• [Task requirements]: Below are the records; copy each line in which "software" occurs.
§ §
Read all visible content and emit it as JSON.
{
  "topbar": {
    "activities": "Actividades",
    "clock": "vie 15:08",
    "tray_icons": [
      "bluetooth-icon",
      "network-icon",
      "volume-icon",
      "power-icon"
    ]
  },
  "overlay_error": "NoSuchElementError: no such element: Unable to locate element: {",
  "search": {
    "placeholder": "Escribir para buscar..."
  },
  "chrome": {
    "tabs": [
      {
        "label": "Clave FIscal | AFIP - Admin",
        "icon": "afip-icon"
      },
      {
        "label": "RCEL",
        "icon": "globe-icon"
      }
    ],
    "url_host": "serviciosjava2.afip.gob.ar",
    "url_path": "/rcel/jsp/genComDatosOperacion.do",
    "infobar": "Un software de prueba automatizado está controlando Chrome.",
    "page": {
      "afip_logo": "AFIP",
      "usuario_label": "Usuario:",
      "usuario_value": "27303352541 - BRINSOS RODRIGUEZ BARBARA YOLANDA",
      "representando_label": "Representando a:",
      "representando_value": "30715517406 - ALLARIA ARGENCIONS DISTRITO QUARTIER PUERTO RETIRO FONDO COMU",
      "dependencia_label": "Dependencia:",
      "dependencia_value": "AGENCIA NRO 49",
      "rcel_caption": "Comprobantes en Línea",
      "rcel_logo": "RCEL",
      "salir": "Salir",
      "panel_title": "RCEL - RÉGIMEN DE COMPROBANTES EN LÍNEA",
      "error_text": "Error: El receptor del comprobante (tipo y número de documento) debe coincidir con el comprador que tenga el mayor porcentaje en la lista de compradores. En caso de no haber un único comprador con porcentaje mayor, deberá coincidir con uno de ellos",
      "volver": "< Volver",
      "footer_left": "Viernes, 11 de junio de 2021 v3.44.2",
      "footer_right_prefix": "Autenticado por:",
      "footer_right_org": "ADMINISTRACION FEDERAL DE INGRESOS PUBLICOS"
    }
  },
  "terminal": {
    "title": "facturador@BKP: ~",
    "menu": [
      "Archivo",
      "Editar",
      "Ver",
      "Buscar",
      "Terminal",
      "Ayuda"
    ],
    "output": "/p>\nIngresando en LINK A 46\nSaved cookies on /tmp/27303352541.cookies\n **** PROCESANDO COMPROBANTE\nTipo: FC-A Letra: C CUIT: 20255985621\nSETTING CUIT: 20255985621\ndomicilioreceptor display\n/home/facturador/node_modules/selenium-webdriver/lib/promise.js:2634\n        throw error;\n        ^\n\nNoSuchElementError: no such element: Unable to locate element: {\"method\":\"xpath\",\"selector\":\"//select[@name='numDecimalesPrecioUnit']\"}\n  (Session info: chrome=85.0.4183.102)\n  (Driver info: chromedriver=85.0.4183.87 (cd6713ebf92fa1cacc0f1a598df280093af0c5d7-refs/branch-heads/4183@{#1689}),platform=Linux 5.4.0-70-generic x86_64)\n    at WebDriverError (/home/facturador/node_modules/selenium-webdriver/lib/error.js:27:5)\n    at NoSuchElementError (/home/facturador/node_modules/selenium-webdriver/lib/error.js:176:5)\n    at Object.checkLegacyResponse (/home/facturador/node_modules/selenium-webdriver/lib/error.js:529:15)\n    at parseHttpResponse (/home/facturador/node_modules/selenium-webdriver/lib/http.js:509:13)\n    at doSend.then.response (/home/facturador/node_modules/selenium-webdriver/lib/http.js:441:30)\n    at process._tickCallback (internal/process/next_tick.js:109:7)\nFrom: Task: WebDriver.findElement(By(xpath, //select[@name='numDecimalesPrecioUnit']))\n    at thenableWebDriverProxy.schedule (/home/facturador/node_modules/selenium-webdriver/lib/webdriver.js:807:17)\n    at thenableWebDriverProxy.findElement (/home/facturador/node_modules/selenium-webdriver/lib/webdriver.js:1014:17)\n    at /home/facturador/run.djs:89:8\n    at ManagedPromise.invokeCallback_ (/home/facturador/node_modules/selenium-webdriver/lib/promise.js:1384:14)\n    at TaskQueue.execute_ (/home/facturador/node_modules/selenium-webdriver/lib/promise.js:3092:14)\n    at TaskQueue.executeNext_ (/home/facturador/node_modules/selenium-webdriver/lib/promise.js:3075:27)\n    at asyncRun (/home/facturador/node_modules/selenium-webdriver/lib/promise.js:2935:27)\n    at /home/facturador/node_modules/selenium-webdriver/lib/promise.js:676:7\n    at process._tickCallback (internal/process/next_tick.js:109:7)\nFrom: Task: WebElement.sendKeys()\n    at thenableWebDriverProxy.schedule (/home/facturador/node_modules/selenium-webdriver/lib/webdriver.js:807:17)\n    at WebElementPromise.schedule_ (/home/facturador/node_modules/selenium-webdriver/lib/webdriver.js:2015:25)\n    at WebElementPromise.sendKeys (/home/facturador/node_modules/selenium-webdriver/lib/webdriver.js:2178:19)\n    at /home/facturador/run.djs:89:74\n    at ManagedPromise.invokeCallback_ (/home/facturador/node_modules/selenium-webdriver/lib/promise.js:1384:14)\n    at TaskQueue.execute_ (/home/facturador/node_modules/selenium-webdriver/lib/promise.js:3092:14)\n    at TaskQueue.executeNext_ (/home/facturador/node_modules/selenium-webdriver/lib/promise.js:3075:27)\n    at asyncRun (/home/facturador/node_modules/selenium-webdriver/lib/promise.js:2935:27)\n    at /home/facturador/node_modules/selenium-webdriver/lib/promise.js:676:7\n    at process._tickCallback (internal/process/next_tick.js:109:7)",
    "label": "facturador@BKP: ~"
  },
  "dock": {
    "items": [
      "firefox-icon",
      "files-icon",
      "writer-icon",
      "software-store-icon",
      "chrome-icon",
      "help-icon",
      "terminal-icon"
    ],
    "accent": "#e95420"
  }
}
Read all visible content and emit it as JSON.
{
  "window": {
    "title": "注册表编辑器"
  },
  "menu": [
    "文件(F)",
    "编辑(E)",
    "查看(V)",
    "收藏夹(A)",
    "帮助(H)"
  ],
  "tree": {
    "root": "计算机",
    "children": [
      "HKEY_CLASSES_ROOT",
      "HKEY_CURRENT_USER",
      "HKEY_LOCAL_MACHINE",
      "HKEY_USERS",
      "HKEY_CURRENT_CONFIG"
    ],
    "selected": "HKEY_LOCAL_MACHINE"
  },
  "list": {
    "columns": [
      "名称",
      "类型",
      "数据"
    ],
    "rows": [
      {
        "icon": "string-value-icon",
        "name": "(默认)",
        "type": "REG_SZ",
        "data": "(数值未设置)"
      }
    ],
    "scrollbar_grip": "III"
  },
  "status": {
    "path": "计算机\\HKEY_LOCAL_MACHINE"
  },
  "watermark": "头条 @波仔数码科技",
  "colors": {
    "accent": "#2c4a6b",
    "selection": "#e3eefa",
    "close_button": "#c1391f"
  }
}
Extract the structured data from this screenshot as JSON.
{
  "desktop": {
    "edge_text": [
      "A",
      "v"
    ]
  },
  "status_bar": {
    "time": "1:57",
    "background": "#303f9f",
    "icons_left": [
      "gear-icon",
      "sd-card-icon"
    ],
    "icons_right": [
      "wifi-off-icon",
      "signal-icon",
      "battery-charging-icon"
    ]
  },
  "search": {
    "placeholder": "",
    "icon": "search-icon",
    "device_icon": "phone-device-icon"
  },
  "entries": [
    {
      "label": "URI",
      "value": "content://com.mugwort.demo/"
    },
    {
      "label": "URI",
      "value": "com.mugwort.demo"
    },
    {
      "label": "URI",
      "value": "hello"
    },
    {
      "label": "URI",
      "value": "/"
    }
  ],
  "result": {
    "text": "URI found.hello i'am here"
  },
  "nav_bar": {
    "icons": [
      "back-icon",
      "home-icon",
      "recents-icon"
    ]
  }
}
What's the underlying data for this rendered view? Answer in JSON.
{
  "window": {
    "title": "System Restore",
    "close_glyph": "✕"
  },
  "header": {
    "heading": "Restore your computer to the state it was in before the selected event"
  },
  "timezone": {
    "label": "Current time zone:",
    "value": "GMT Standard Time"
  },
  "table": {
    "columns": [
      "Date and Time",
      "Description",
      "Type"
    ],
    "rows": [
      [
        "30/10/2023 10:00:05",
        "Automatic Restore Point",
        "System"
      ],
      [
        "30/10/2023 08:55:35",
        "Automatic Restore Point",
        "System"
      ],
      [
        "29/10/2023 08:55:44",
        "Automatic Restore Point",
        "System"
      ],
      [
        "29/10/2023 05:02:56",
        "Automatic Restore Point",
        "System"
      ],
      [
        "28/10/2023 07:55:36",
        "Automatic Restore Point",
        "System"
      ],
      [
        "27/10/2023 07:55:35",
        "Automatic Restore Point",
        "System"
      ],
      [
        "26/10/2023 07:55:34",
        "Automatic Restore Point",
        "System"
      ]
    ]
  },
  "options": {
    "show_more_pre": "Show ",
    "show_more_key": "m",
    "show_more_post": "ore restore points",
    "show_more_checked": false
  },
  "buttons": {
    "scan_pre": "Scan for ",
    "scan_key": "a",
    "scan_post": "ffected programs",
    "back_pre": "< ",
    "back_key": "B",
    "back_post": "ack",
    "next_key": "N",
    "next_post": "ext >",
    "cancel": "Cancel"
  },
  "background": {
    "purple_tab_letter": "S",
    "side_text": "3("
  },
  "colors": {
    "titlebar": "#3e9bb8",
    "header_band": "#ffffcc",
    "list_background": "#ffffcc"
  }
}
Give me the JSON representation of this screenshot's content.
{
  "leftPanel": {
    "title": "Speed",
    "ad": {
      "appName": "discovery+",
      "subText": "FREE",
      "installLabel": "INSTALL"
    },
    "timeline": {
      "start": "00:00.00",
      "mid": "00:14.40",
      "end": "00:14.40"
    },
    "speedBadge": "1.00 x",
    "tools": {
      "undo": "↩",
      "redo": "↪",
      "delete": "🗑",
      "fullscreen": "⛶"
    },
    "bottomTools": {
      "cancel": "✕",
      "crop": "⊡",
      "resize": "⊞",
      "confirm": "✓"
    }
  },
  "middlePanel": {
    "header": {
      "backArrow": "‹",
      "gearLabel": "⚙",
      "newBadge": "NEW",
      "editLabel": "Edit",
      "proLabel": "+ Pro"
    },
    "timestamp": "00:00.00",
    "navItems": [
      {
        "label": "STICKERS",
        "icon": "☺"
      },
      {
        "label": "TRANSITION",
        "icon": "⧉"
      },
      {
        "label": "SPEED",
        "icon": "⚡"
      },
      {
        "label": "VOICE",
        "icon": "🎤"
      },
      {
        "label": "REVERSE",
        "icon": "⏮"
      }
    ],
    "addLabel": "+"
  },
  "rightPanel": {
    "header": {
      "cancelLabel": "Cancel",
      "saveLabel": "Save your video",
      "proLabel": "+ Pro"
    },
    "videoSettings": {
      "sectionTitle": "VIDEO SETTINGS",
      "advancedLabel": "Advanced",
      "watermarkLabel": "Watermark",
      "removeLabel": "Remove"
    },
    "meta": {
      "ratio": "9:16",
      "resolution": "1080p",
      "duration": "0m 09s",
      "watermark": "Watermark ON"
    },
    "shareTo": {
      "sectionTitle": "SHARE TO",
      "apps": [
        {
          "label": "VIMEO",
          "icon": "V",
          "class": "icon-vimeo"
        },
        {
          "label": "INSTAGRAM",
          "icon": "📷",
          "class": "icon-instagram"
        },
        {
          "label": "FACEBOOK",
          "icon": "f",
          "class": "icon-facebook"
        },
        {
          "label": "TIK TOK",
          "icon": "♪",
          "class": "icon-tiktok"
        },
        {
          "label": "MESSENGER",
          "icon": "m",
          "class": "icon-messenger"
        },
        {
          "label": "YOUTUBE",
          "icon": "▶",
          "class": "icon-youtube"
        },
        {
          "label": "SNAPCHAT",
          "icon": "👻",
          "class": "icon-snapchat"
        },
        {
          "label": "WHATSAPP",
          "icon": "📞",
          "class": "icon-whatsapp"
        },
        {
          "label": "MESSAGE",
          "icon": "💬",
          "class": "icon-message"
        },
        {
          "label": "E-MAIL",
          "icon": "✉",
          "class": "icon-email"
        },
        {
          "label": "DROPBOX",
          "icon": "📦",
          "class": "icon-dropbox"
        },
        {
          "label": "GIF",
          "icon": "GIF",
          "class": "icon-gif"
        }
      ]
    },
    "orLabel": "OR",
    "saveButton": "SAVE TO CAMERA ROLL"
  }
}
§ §
• [Response to the task]:
    "infobar": "Un software de prueba automatizado está controlando Chrome.",
      "software-store-icon",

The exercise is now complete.